Filter the entries below, keeping every line that has the word "more".

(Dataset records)

┄┄┄┄┄┄

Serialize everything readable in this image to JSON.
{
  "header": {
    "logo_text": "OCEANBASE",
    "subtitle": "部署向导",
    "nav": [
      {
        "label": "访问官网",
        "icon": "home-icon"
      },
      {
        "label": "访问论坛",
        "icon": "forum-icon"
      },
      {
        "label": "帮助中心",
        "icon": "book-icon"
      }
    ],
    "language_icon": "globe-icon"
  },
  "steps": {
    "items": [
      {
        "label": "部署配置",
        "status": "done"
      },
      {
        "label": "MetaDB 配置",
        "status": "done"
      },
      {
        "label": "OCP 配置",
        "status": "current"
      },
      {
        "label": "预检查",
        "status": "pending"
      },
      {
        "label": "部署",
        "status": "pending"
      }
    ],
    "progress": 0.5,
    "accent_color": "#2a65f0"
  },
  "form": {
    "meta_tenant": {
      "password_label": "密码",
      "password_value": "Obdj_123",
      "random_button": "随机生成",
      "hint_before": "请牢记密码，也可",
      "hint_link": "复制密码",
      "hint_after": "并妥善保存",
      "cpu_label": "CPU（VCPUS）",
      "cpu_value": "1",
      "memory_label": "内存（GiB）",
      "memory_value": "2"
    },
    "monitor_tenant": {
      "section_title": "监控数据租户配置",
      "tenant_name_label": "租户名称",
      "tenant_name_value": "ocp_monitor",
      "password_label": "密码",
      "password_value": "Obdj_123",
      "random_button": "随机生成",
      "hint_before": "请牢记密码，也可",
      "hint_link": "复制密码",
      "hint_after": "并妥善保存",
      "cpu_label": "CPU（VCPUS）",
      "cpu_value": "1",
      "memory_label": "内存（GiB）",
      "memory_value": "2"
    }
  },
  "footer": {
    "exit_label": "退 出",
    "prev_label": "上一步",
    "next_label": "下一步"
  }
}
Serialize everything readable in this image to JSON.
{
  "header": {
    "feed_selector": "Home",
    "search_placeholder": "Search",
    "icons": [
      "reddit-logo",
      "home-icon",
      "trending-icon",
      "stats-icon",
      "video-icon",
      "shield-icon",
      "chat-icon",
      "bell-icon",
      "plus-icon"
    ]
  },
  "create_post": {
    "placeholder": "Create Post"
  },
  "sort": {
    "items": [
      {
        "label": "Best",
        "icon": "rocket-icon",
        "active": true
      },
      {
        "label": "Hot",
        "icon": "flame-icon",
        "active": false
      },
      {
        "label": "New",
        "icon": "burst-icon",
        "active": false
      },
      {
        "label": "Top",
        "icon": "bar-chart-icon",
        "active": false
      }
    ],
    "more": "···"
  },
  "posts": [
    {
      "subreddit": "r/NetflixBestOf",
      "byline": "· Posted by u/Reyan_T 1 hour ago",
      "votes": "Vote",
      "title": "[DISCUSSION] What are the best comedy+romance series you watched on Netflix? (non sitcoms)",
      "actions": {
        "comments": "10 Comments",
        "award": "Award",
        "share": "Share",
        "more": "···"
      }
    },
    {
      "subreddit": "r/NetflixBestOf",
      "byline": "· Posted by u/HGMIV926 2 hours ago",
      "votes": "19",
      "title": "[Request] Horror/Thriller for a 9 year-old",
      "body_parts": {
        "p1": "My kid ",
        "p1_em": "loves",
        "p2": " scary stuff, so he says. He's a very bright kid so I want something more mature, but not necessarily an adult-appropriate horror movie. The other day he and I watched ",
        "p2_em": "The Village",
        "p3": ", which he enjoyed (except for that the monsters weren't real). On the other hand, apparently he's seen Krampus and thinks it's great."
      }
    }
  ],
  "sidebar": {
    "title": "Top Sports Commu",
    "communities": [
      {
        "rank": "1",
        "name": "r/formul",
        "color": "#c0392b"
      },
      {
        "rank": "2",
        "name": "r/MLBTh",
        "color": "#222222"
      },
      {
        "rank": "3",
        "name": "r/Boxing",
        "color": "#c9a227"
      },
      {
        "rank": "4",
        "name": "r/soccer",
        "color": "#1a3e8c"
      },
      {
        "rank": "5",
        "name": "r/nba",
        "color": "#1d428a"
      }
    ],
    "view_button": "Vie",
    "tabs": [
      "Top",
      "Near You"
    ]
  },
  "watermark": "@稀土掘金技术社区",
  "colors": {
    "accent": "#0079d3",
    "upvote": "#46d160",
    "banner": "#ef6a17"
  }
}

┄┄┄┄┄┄

## Response to this task
    "more": "···"
        "more": "···"
        "p2": " scary stuff, so he says. He's a very bright kid so I want something more mature, but not necessarily an adult-appropriate horror movie. The other day he and I watched ",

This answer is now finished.